2. Robotech (1985, 85 episodes, Harmony Gold USA and Tatsunoko Production Co., Ltd.; continued in the films Robotech: The Shadow Chronicles (2006) and Robotech: Love Live Alive (2013))

The Setup: Three generations of humanity fight back against three different alien invasions using reverse-engineered alien technology in the form of transforming mecha, all over the mysterious fuel source called Protoculture.

The Show's Last Episode: The 2006 film Robotech: The Shadow Chronicles, in which, at the end, the Robotech Defense Forces set out to find their missing leader, Admiral Rick Hunter, and take down the aliens who set all the conflict at the heart of Robotech in motion: the robotic Haydonites.

Burning questions begging for an ending: Let's just say there's a lot of burning questions, some of which were answered in the comics and the Jack McKinney novels (especially the final one, titled End of the Circle). BUT, when Shadow Chronicles was being worked on in the early 2000's, Harmony Gold decided to render all those past depictions as secondary continuity, which means this current continuity has a lot of explaining to do. Two projects were attempted to finish things off: 2007's Shadow Rising and 2014's Kickstarter for Robotech Academy; both have since been long canceled and abandoned. With UK-based comic book publisher Titan having recently gained the Robotech license, one now wonders what sort of mucking they'll do to the continuity THIS time....


And now, the moment you've been waiting for--the dark horse, the wild card, the one driving fans crazy for years, probably the most unexpected pick for a series in need of a good swan song....


1. Duckman (1994-97, 70 episodes, Klasky Csupo)

The Setup: A duck who works as a private eye in L.A. and lives with his family. Also known to break out into sometimes very insightful rants.

The Show's Last Episode: "Four Weddings Inconceivable", where in the middle of a triple wedding, *SPOILER ALERT* Duckman's supposedly deceased wife Beverly arrives and shocks the crowd. When asked by Duckman how she can still be alive, she alleges that his business partner and best friend, Cornfed Pig, always knew. Cornfed's response: "I can explain." The show then ends with "To be continued...?", and yet nada came of it.

Burning questions begging for an ending: Just one--does Cornfed actually have an explanation for Beverly's sudden reappearance? And is it a plausible one? (Whoops--guess that's two burning questions...)

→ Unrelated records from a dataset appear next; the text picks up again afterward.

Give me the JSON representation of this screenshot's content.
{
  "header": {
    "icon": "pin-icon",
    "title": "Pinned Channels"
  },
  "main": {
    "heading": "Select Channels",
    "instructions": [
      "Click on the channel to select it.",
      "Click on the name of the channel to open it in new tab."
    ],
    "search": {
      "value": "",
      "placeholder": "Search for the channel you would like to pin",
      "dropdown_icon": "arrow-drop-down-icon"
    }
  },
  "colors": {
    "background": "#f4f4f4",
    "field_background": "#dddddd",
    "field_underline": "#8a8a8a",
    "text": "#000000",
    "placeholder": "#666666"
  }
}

So there you have it--just as Homer Simpson demands a novelization of the third Porky's movie, so too do I demand closure for these particular franchises. I mean heck, The Flintstones as a franchise got what I believe to be a proper ending in the 1993 TV special "Hollyrock-a-Bye Baby". And that's the beauty of an ending--even in books, even with film and television, even with video games and music, you can always read, watch, or play them again after finishing. It's just that simple.